8 Rather Strange Ways Your Height May Affect Your Health
Tall: Lower risk of heart disease:- One of the most clear associations between height and health is that tall folks may have healthier hearts. Shorter people are 50 percent more likely to suffer from deadly heart disease than their taller counterparts.
Tall: Lower risk of type 2 diabetes (but only for women):- The taller a woman is, the less likely she is to develop type 2 diabetes.The same wasnt true for towering males, who had a similar diabetes risk no matter their height.

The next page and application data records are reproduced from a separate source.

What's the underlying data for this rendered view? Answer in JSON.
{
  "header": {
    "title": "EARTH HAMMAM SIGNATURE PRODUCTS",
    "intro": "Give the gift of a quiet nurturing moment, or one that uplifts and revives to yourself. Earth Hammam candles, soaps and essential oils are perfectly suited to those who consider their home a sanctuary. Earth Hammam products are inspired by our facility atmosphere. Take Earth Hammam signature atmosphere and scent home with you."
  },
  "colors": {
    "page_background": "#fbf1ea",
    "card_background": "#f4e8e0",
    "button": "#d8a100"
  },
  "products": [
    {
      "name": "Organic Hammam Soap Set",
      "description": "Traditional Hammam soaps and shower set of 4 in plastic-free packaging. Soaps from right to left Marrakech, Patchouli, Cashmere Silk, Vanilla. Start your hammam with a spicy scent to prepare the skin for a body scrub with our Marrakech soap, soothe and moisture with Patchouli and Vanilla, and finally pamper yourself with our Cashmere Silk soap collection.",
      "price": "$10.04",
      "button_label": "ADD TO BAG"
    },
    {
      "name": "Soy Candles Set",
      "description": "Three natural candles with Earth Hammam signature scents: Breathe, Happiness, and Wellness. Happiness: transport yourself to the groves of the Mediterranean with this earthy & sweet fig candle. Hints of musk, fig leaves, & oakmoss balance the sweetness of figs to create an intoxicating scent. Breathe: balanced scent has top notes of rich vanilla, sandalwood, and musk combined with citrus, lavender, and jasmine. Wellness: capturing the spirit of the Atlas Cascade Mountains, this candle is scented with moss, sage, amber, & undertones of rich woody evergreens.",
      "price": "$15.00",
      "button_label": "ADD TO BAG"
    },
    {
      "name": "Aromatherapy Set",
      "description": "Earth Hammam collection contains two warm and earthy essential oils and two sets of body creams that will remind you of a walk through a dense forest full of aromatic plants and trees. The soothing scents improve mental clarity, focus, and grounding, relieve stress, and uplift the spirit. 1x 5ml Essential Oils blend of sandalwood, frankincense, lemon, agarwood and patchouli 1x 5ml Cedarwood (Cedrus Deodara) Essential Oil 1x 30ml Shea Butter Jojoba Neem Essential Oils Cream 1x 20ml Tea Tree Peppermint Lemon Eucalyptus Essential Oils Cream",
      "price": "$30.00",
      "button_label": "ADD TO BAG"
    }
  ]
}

Tall: Higher risk of cancer:- Tall people have more cells in their body, so there’s a higher likelihood that any one of them will become cancerous.

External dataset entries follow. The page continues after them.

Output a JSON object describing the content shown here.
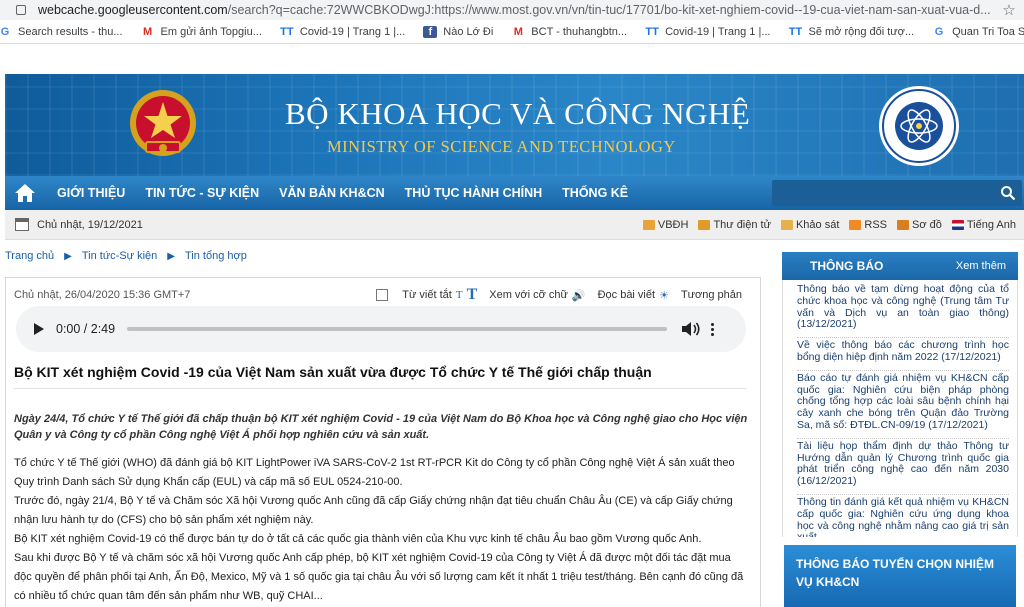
{
  "browser": {
    "url_host": "webcache.googleusercontent.com",
    "url_path": "/search?q=cache:72WWCBKODwgJ:https://www.most.gov.vn/vn/tin-tuc/17701/bo-kit-xet-nghiem-covid--19-cua-viet-nam-san-xuat-vua-d...",
    "bookmarks": [
      {
        "icon": "google-icon",
        "glyph": "G",
        "label": "Search results - thu..."
      },
      {
        "icon": "gmail-icon",
        "glyph": "M",
        "label": "Em gửi ảnh Topgiu..."
      },
      {
        "icon": "tt-icon",
        "glyph": "TT",
        "label": "Covid-19 | Trang 1 |..."
      },
      {
        "icon": "facebook-icon",
        "glyph": "f",
        "label": "Nào Lớ Đi"
      },
      {
        "icon": "gmail-icon",
        "glyph": "M",
        "label": "BCT - thuhangbtn..."
      },
      {
        "icon": "tt-icon",
        "glyph": "TT",
        "label": "Covid-19 | Trang 1 |..."
      },
      {
        "icon": "tt-icon",
        "glyph": "TT",
        "label": "Sẽ mở rộng đối tượ..."
      },
      {
        "icon": "google-icon",
        "glyph": "G",
        "label": "Quan Tri Toa Soan -..."
      }
    ]
  },
  "header": {
    "title_vn": "BỘ KHOA HỌC VÀ CÔNG NGHỆ",
    "title_en": "MINISTRY OF SCIENCE AND TECHNOLOGY",
    "colors": {
      "banner": "#1c74b8",
      "title_en": "#f6c94a",
      "nav": "#1f6fb0"
    }
  },
  "nav": {
    "items": [
      "GIỚI THIỆU",
      "TIN TỨC - SỰ KIỆN",
      "VĂN BẢN KH&CN",
      "THỦ TỤC HÀNH CHÍNH",
      "THỐNG KÊ"
    ]
  },
  "datebar": {
    "date": "Chủ nhật, 19/12/2021",
    "tools": [
      "VBĐH",
      "Thư điện tử",
      "Khảo sát",
      "RSS",
      "Sơ đồ",
      "Tiếng Anh"
    ]
  },
  "breadcrumb": [
    "Trang chủ",
    "Tin tức-Sự kiện",
    "Tin tổng hợp"
  ],
  "article": {
    "meta": "Chủ nhật, 26/04/2020 15:36 GMT+7",
    "tools": {
      "text_size": "Từ viết tắt",
      "font": "Xem với cỡ chữ",
      "read": "Đọc bài viết",
      "contrast": "Tương phản"
    },
    "audio": {
      "time": "0:00 / 2:49",
      "progress": 0
    },
    "headline": "Bộ KIT xét nghiệm Covid -19 của Việt Nam sản xuất vừa được Tổ chức Y tế Thế giới chấp thuận",
    "lead": "Ngày 24/4, Tổ chức Y tế Thế giới đã chấp thuận bộ KIT xét nghiệm Covid - 19 của Việt Nam do Bộ Khoa học và Công nghệ giao cho Học viện Quân y và Công ty cổ phần Công nghệ Việt Á phối hợp nghiên cứu và sản xuất.",
    "paragraphs": [
      "Tổ chức Y tế Thế giới (WHO) đã đánh giá bộ KIT LightPower iVA SARS-CoV-2 1st RT-rPCR Kit do Công ty cổ phần Công nghệ Việt Á sản xuất theo Quy trình Danh sách Sử dụng Khẩn cấp (EUL) và cấp mã số EUL 0524-210-00.",
      "Trước đó, ngày 21/4, Bộ Y tế và Chăm sóc Xã hội Vương quốc Anh cũng đã cấp Giấy chứng nhận đạt tiêu chuẩn Châu Âu (CE) và cấp Giấy chứng nhận lưu hành tự do (CFS) cho bộ sản phẩm xét nghiệm này.",
      "Bộ KIT xét nghiệm Covid-19 có thể được bán tự do ở tất cả các quốc gia thành viên của Khu vực kinh tế châu Âu bao gồm Vương quốc Anh.",
      "Sau khi được Bộ Y tế và chăm sóc xã hội Vương quốc Anh cấp phép, bộ KIT xét nghiệm Covid-19 của Công ty Việt Á đã được một đối tác đặt mua độc quyền để phân phối tại Anh, Ấn Độ, Mexico, Mỹ và 1 số quốc gia tại châu Âu với số lượng cam kết ít nhất 1 triệu test/tháng. Bên cạnh đó cũng đã có nhiều tổ chức quan tâm đến sản phẩm như WB, quỹ CHAI..."
    ]
  },
  "sidebar": {
    "heading": "THÔNG BÁO",
    "more": "Xem thêm",
    "items": [
      "Thông báo về tạm dừng hoạt động của tổ chức khoa học và công nghệ (Trung tâm Tư vấn và Dịch vụ an toàn giao thông) (13/12/2021)",
      "Về việc thông báo các chương trình học bổng diện hiệp định năm 2022 (17/12/2021)",
      "Báo cáo tự đánh giá nhiệm vụ KH&CN cấp quốc gia: Nghiên cứu biện pháp phòng chống tổng hợp các loài sâu bệnh chính hại cây xanh che bóng trên Quận đảo Trường Sa, mã số: ĐTĐL.CN-09/19 (17/12/2021)",
      "Tài liệu họp thẩm định dự thảo Thông tư Hướng dẫn quản lý Chương trình quốc gia phát triển công nghệ cao đến năm 2030 (16/12/2021)",
      "Thông tin đánh giá kết quả nhiệm vụ KH&CN cấp quốc gia: Nghiên cứu ứng dụng khoa học và công nghệ nhằm nâng cao giá trị sản xuất"
    ],
    "banner": "THÔNG BÁO TUYỂN CHỌN NHIỆM VỤ KH&CN"
  }
}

Short: Lower likelihood of blood clots:- If you clock in at under 5 feet 3 inches and a healthy weight, you are three times less likely to get a blood clot than your tall friends.obesity was an even greater predictor of blood clots than height, so if you are taller than 5 feet 3 inches and want to lower your risk, keep your weight in a healthy range.

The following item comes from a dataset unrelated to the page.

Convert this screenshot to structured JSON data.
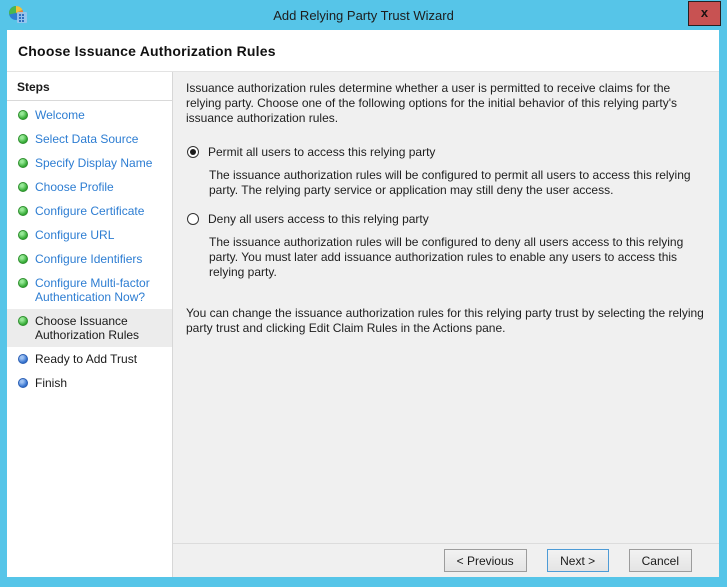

Short: Riskier pregnancy:- mothers and found that those were slightly taller than average (5 feet 6 inches) were anywhere from 18 to 59 percent less likely to develop gestational diabetes—a form of high blood sugar that only affects pregnant women—than 5-foot-2 expectant moms.
Tall: Lower risk of Alzheimers:- Men who are over 5 feet 10 inches are 59 percent less likely to develop Alzheimers disease than those who are shorter than 5 foot 6.
Short: Higher risk of stroke:- Shorter women were more likely to have a fatal stroke than tall women. They suspect that poor nutrition during growing years or an altered hormonal pattern could be the link between stunted growth and stroke risk.
Short: Longer life:- Those who are shorter and lighter lived longer than the taller and heavier